Information provided START
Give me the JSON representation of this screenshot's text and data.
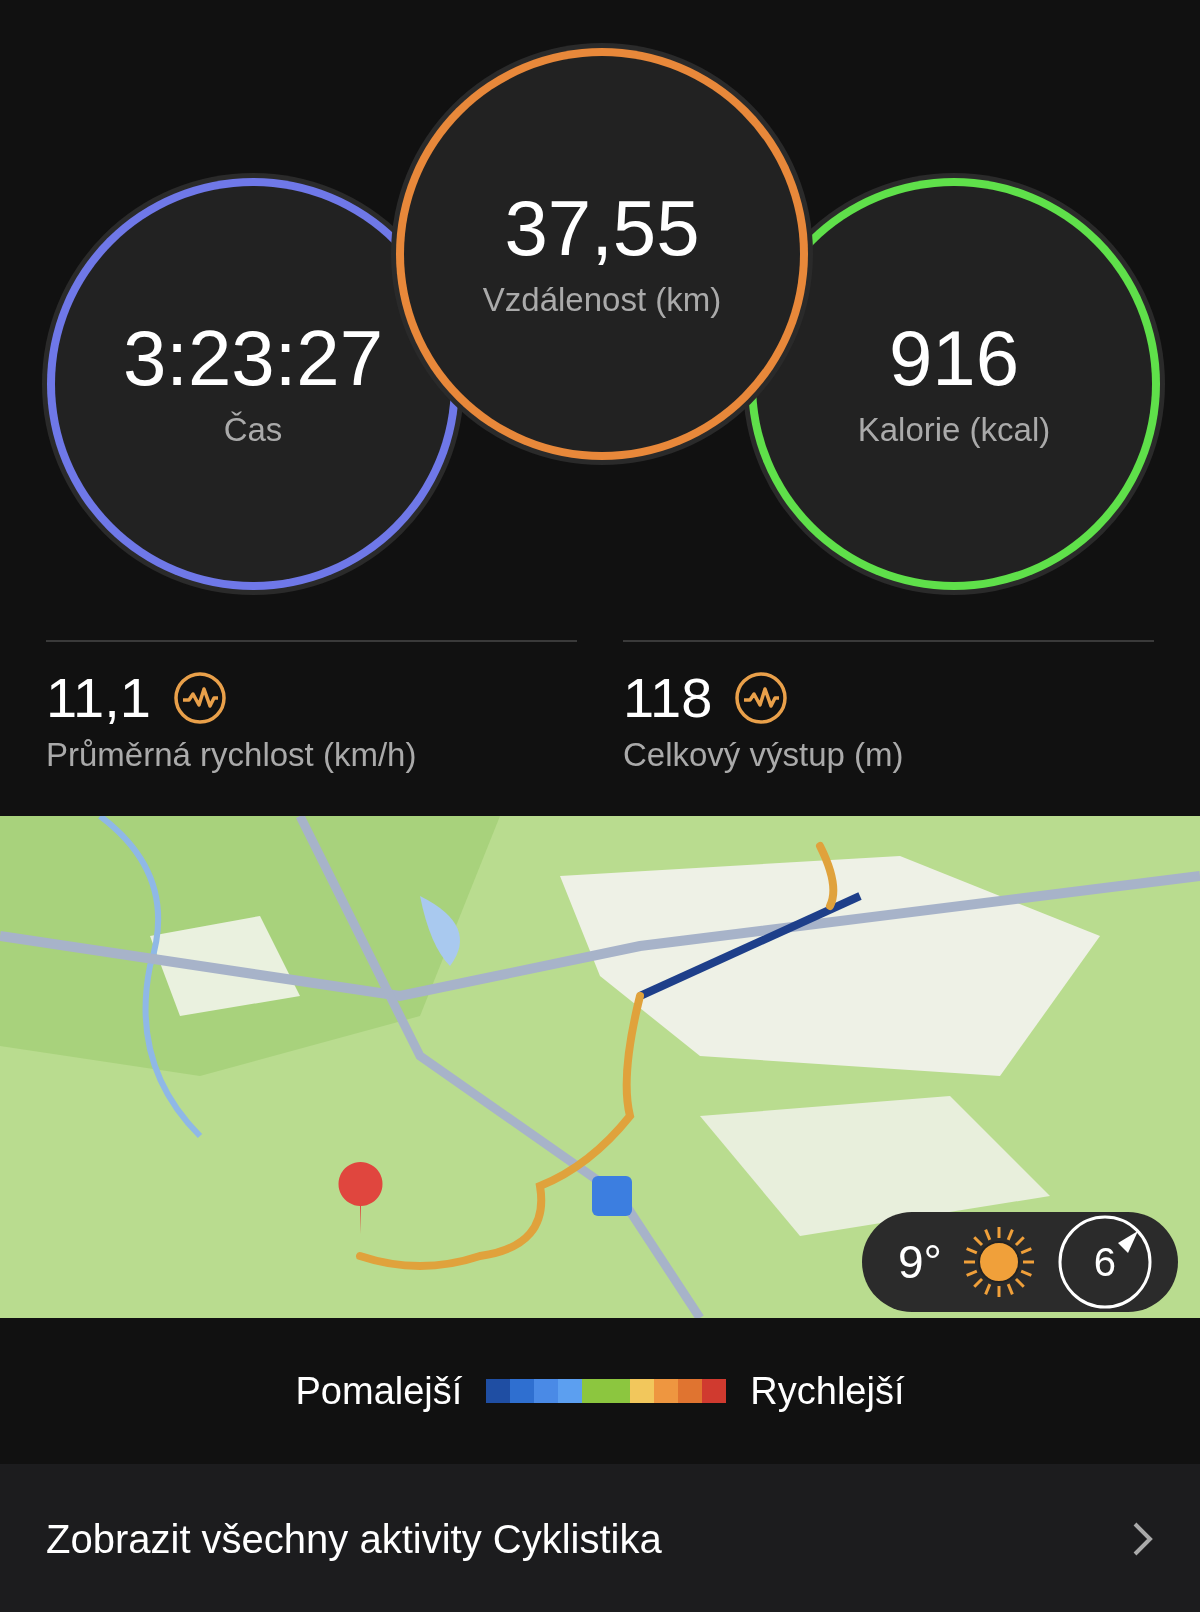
{
  "circles": [
    {
      "value": "3:23:27",
      "label": "Čas",
      "color": "#6f78e8"
    },
    {
      "value": "37,55",
      "label": "Vzdálenost (km)",
      "color": "#e8883a"
    },
    {
      "value": "916",
      "label": "Kalorie (kcal)",
      "color": "#5fe04a"
    }
  ],
  "stats": [
    {
      "value": "11,1",
      "label": "Průměrná rychlost (km/h)"
    },
    {
      "value": "118",
      "label": "Celkový výstup (m)"
    }
  ],
  "map": {
    "kind": "picture",
    "weather": {
      "temperature": "9°",
      "wind": "6"
    }
  },
  "legend": {
    "slow": "Pomalejší",
    "fast": "Rychlejší",
    "scale": [
      {
        "color": "#1f4ea3"
      },
      {
        "color": "#2f6fd0"
      },
      {
        "color": "#4a8ae6"
      },
      {
        "color": "#5c9ff0"
      },
      {
        "color": "#8cc63f"
      },
      {
        "color": "#8cc63f"
      },
      {
        "color": "#f2c75c"
      },
      {
        "color": "#ee9640"
      },
      {
        "color": "#e07430"
      },
      {
        "color": "#d03a2f"
      }
    ]
  },
  "footer": {
    "link": "Zobrazit všechny aktivity Cyklistika"
  }
}
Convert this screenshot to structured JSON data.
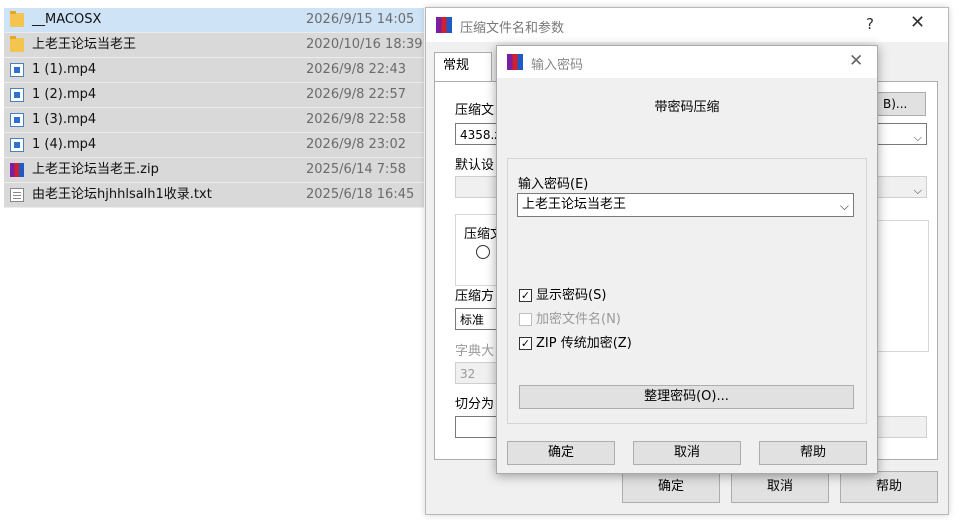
{
  "file_list": [
    {
      "name": "__MACOSX",
      "date": "2026/9/15 14:05",
      "icon": "folder-icon"
    },
    {
      "name": "上老王论坛当老王",
      "date": "2020/10/16 18:39",
      "icon": "folder-icon"
    },
    {
      "name": "1 (1).mp4",
      "date": "2026/9/8 22:43",
      "icon": "video-file-icon"
    },
    {
      "name": "1 (2).mp4",
      "date": "2026/9/8 22:57",
      "icon": "video-file-icon"
    },
    {
      "name": "1 (3).mp4",
      "date": "2026/9/8 22:58",
      "icon": "video-file-icon"
    },
    {
      "name": "1 (4).mp4",
      "date": "2026/9/8 23:02",
      "icon": "video-file-icon"
    },
    {
      "name": "上老王论坛当老王.zip",
      "date": "2025/6/14 7:58",
      "icon": "winrar-archive-icon"
    },
    {
      "name": "由老王论坛hjhhlsalh1收录.txt",
      "date": "2025/6/18 16:45",
      "icon": "text-file-icon"
    }
  ],
  "archive_dialog": {
    "title": "压缩文件名和参数",
    "help": "?",
    "close": "✕",
    "tab_general": "常规",
    "archive_name_label": "压缩文",
    "browse_label": "B)...",
    "archive_name_value": "4358.z",
    "profile_label": "默认设",
    "format_label": "压缩文",
    "method_label": "压缩方",
    "method_value": "标准",
    "dict_label": "字典大",
    "dict_value": "32",
    "split_label": "切分为",
    "ok": "确定",
    "cancel": "取消",
    "help_button": "帮助"
  },
  "password_dialog": {
    "title": "输入密码",
    "close": "✕",
    "heading": "带密码压缩",
    "password_label": "输入密码(E)",
    "password_value": "上老王论坛当老王",
    "show_password": {
      "label": "显示密码(S)",
      "checked": true
    },
    "encrypt_filenames": {
      "label": "加密文件名(N)",
      "checked": false,
      "disabled": true
    },
    "zip_legacy": {
      "label": "ZIP 传统加密(Z)",
      "checked": true
    },
    "organize_button": "整理密码(O)...",
    "ok": "确定",
    "cancel": "取消",
    "help": "帮助"
  }
}
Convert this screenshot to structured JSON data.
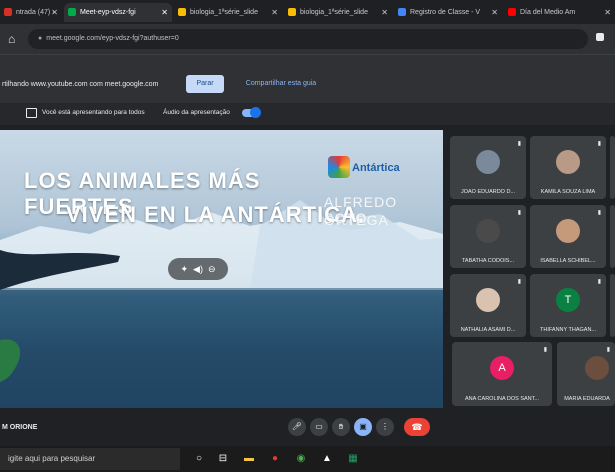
{
  "browser": {
    "tabs": [
      {
        "label": "ntrada (47) ·",
        "active": false,
        "color": "#d93025"
      },
      {
        "label": "Meet-eyp-vdsz-fgi",
        "active": true,
        "color": "#00ac47"
      },
      {
        "label": "biologia_1ªsérie_slide",
        "active": false,
        "color": "#fbbc04"
      },
      {
        "label": "biologia_1ªsérie_slide",
        "active": false,
        "color": "#fbbc04"
      },
      {
        "label": "Registro de Classe - V",
        "active": false,
        "color": "#4285f4"
      },
      {
        "label": "Día del Medio Am",
        "active": false,
        "color": "#ff0000"
      }
    ],
    "url": "meet.google.com/eyp-vdsz-fgi?authuser=0"
  },
  "share_bar": {
    "text": "rtilhando www.youtube.com com meet.google.com",
    "stop_label": "Parar",
    "share_tab_label": "Compartilhar esta guia"
  },
  "presenting_bar": {
    "status": "Você está apresentando para todos",
    "audio_label": "Áudio da apresentação"
  },
  "slide": {
    "title_line1": "LOS ANIMALES MÁS FUERTES",
    "title_line2": "VIVEN EN LA ANTÁRTICA.",
    "brand": "Antártica",
    "author_line1": "ALFREDO SOTO",
    "author_line2": "ORTEGA"
  },
  "participants": [
    {
      "name": "JOAO EDUARDO D...",
      "initial": "",
      "bg": "#3c4043"
    },
    {
      "name": "KAMILA SOUZA LIMA",
      "initial": "",
      "bg": "#3c4043"
    },
    {
      "name": "TABATHA CODOIS...",
      "initial": "",
      "bg": "#3c4043"
    },
    {
      "name": "ISABELLA SCHIBEL...",
      "initial": "",
      "bg": "#3c4043"
    },
    {
      "name": "NATHALIA ASAMI D...",
      "initial": "",
      "bg": "#3c4043"
    },
    {
      "name": "THIFANNY THAGAN...",
      "initial": "T",
      "bg": "#0b8043"
    },
    {
      "name": "ANA CAROLINA DOS SANT...",
      "initial": "A",
      "bg": "#e91e63"
    },
    {
      "name": "MARIA EDUARDA",
      "initial": "",
      "bg": "#3c4043"
    }
  ],
  "callbar": {
    "user_name": "M ORIONE"
  },
  "taskbar": {
    "search_placeholder": "igite aqui para pesquisar"
  }
}
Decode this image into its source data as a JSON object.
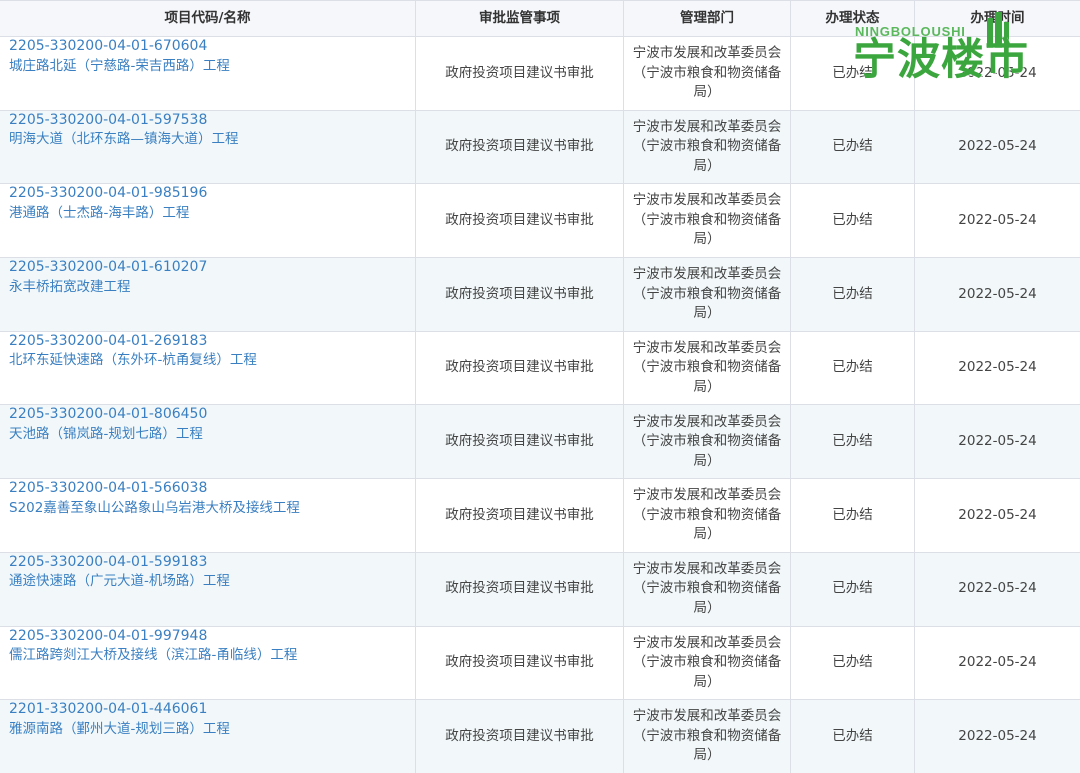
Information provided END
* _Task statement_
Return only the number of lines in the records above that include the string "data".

* _Reply to the task_
4